Interface dataset entries:
******

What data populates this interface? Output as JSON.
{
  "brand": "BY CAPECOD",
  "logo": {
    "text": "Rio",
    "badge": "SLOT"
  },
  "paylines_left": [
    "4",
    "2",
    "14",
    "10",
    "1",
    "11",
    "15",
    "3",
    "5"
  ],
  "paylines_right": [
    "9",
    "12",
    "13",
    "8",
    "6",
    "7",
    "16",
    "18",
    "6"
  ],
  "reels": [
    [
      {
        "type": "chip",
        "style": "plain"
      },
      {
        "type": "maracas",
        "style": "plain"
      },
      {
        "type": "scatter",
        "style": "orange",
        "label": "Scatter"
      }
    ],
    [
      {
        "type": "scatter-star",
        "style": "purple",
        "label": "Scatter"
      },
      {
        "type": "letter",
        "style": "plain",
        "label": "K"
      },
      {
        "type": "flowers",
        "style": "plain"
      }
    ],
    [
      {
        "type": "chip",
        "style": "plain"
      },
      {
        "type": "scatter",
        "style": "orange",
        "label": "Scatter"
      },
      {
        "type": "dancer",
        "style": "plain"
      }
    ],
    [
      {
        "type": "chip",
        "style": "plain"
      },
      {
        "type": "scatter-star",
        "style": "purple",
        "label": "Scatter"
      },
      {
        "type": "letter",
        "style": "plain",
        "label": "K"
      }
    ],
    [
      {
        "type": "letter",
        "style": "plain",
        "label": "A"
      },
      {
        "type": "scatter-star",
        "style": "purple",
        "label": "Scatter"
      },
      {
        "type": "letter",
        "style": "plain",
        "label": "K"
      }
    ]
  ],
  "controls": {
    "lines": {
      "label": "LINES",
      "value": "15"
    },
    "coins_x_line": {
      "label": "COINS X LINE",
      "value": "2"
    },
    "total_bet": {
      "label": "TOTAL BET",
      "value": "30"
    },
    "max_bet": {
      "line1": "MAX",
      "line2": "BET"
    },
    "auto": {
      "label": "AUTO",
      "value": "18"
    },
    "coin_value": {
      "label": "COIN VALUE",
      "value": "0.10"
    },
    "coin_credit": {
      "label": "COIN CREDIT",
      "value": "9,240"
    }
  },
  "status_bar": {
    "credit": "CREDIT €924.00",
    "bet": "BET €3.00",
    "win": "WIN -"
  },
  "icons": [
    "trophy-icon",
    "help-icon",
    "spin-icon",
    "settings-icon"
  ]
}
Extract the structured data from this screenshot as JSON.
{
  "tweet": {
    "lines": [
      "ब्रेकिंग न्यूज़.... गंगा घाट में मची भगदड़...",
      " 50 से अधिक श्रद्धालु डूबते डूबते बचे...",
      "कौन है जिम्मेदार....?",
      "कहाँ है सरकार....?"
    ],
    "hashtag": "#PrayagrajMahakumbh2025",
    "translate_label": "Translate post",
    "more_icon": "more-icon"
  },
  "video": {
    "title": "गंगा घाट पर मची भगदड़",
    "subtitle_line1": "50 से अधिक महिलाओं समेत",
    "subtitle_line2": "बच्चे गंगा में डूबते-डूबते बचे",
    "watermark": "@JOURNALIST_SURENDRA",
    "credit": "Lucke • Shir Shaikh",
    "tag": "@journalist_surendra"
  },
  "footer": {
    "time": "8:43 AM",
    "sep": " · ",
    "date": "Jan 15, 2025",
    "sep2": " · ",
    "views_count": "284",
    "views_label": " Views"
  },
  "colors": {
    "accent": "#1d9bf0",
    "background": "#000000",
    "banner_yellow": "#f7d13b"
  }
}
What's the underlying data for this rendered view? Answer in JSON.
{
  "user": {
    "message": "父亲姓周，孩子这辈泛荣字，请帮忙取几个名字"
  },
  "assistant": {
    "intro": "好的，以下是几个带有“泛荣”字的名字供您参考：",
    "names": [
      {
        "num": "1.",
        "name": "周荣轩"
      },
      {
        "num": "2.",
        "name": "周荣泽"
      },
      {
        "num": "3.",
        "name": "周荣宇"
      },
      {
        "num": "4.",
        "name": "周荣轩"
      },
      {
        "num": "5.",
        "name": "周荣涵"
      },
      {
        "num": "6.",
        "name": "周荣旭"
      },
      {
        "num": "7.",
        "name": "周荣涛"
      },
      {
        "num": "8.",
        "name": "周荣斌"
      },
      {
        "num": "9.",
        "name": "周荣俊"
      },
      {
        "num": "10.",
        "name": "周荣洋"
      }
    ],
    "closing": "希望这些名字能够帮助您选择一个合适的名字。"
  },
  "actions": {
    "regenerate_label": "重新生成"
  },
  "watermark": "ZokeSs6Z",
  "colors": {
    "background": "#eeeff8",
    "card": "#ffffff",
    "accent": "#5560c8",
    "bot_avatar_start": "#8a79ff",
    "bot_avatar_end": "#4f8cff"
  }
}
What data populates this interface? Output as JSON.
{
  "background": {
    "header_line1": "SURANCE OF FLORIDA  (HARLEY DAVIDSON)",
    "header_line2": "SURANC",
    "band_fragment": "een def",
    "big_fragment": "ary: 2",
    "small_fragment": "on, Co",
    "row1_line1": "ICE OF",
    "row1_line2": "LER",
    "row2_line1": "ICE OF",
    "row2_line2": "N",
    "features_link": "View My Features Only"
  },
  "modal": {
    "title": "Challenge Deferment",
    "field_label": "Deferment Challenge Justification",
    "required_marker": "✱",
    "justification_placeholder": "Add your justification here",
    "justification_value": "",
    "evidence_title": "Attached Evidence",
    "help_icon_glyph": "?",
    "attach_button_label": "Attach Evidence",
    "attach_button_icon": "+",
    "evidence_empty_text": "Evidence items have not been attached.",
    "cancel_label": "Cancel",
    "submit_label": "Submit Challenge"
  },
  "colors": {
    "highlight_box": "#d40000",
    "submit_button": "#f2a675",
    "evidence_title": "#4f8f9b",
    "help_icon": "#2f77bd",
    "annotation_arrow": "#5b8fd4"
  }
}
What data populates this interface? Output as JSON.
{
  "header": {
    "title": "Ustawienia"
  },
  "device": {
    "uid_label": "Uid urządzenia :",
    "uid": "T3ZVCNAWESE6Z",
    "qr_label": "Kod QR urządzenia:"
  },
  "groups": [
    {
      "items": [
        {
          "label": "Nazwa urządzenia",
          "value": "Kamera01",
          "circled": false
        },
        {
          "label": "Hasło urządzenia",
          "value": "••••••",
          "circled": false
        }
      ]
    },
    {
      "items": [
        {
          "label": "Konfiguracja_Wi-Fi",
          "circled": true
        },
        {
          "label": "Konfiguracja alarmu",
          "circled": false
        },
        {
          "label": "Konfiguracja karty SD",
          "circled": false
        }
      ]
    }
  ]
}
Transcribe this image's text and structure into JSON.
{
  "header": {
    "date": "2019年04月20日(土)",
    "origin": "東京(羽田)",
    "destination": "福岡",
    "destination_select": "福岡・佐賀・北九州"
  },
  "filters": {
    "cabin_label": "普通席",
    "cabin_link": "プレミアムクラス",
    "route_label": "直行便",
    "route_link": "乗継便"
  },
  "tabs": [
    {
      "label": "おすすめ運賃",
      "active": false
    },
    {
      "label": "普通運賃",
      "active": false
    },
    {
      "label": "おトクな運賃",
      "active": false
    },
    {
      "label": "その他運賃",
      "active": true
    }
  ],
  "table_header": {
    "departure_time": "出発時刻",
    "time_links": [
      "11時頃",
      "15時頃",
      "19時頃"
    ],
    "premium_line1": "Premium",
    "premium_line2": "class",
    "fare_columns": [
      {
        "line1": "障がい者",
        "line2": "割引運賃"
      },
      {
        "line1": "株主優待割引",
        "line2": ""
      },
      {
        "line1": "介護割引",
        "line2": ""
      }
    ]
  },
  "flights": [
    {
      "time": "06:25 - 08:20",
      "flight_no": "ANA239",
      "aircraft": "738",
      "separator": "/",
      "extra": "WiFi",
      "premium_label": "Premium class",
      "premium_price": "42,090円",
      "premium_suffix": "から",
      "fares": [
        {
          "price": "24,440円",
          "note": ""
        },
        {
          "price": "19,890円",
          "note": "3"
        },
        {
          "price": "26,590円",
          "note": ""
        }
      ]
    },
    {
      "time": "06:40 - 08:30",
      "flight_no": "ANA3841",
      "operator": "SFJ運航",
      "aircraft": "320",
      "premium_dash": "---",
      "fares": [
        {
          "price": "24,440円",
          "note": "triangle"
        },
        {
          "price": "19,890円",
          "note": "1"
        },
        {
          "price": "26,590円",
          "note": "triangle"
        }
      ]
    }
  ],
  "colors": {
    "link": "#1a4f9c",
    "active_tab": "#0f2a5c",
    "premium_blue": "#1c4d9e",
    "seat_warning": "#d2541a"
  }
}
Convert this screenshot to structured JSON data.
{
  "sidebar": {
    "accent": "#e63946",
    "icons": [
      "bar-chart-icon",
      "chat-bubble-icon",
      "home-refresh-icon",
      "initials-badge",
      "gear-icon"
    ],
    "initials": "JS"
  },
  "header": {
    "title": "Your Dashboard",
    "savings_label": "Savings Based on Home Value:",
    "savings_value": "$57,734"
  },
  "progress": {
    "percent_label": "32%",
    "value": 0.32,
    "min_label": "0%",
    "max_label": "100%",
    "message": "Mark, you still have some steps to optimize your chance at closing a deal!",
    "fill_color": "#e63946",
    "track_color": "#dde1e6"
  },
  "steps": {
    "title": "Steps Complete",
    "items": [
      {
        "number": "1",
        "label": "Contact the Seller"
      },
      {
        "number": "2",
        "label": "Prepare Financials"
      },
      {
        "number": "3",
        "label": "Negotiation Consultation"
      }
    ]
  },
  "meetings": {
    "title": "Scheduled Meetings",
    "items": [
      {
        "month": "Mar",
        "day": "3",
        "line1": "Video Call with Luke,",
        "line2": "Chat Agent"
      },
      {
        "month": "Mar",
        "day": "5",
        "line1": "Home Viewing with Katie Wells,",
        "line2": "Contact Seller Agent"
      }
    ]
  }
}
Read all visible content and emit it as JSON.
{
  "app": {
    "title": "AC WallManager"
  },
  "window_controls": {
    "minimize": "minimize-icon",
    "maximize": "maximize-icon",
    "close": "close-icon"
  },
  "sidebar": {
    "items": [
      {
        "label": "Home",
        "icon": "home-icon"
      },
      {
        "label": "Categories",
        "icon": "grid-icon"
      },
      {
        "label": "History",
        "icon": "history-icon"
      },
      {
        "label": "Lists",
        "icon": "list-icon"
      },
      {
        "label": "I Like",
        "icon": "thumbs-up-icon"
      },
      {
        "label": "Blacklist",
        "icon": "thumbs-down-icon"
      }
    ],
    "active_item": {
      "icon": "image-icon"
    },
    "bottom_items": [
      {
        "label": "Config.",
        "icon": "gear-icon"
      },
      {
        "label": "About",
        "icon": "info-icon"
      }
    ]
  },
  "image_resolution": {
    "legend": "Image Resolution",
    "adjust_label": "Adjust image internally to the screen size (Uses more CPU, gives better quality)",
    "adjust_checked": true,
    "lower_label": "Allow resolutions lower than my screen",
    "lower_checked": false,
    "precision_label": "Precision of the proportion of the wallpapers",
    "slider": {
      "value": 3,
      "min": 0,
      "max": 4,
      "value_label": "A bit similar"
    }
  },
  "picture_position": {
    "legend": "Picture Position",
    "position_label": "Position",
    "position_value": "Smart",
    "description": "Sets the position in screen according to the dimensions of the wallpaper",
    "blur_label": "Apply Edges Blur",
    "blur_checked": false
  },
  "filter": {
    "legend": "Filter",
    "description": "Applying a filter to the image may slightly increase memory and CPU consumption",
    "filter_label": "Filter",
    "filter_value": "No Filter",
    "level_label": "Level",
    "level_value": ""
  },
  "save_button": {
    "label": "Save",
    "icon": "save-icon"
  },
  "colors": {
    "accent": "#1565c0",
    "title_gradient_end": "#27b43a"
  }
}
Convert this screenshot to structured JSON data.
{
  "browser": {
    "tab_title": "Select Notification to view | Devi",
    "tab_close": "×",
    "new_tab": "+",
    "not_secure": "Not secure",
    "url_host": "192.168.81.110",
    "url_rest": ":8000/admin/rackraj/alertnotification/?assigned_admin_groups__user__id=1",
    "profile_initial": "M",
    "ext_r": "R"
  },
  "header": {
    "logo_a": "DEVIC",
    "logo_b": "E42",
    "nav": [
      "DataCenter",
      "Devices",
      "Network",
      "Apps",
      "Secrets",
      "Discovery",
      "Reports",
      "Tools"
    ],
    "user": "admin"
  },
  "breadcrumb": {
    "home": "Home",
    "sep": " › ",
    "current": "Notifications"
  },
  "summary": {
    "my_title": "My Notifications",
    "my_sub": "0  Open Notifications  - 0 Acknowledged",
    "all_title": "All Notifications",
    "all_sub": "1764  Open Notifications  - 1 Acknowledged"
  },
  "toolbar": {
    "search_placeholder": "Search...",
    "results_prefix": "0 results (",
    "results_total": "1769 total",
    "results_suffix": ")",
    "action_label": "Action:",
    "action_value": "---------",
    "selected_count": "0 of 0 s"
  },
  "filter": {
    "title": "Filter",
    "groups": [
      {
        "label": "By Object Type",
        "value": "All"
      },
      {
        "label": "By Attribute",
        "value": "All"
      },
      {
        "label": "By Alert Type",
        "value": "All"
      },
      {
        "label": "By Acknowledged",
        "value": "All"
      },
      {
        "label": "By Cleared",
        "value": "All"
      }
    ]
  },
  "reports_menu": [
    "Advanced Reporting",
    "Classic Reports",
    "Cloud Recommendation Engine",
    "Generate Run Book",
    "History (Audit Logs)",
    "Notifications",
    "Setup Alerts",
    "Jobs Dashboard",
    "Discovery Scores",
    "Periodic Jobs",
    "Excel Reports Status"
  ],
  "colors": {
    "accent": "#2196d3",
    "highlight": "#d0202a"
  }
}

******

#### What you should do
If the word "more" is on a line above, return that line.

#### The completed task
    "more_icon": "more-icon"
    "adjust_label": "Adjust image internally to the screen size (Uses more CPU, gives better quality)",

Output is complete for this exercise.